Despite modernized communication systems, the Pentomic division also posed command-and-control problems. The colonel in charge of a battle group had to direct five to nine companies at a time once typical supporting units were accounted for, rather than the three to five a battalion commander would normally have to deal with. This was more than most officers could efficiently keep track of. The lack of a regimental organization also distorted the Army’s rank structure. The armies of Australia, Spain, Turkey and West Germany all considered adopting the Pentomic structure—and all gave up on it within a few years.
Most importantly, under President Kennedy the Pentagon switched to a doctrine of “flexible response,” which did not automatically assume escalation to nuclear warfare. This way of thinking was encouraged by improvements in Soviet nuclear capabilities. American military planners were horrified to discover from war games that even “limited” use of nuclear weapons would cause massive devastation to Europe, and so the Army reoriented itself towards winning conventional conflicts, as well as counterinsurgency in developing countries.
The Pentomic divisions fortunately never saw combat, though they came close to doing so in the Cuban Missile Crisis. After only five years, the Army began transitioning in 1962 to the ROAD division, which largely reverted to a triangular organization. The Davy Crocketts were withdrawn from operational units by 1968. While the Army retained nuclear artillery shells for several more decades, the passing of the Pentomic division marked the turning point when the Pentagon realized modern war wouldn’t necessarily involve a liberal sprinkling of little mushroom clouds—an epiphany we should all be thankful for.
Sébastien Roblin holds a master’s degree in conflict resolution from Georgetown University and served as a university instructor for the Peace Corps in China. He has also worked in education, editing and refugee resettlement in France and the United States. He currently writes on security and military history for War Is Boring.

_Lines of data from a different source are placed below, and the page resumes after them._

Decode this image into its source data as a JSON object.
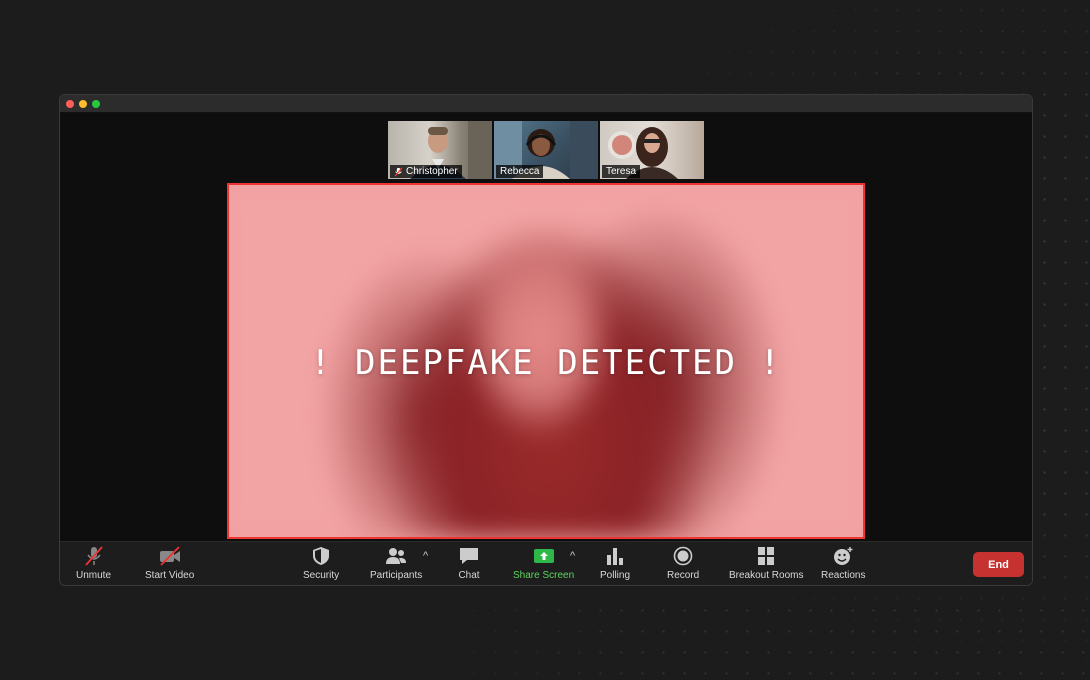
{
  "participants": [
    {
      "name": "Christopher",
      "muted": true
    },
    {
      "name": "Rebecca",
      "muted": false
    },
    {
      "name": "Teresa",
      "muted": false
    }
  ],
  "alert_text": "! DEEPFAKE DETECTED !",
  "toolbar": {
    "unmute": "Unmute",
    "start_video": "Start Video",
    "security": "Security",
    "participants": "Participants",
    "chat": "Chat",
    "share_screen": "Share Screen",
    "polling": "Polling",
    "record": "Record",
    "breakout_rooms": "Breakout Rooms",
    "reactions": "Reactions",
    "end": "End"
  },
  "colors": {
    "alert_border": "#ee3333",
    "share_accent": "#5dd35d",
    "end_button": "#c6322f"
  }
}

Image: Howitzer on Kandahar Airfield, Afghanistan. Flickr/U.S. Army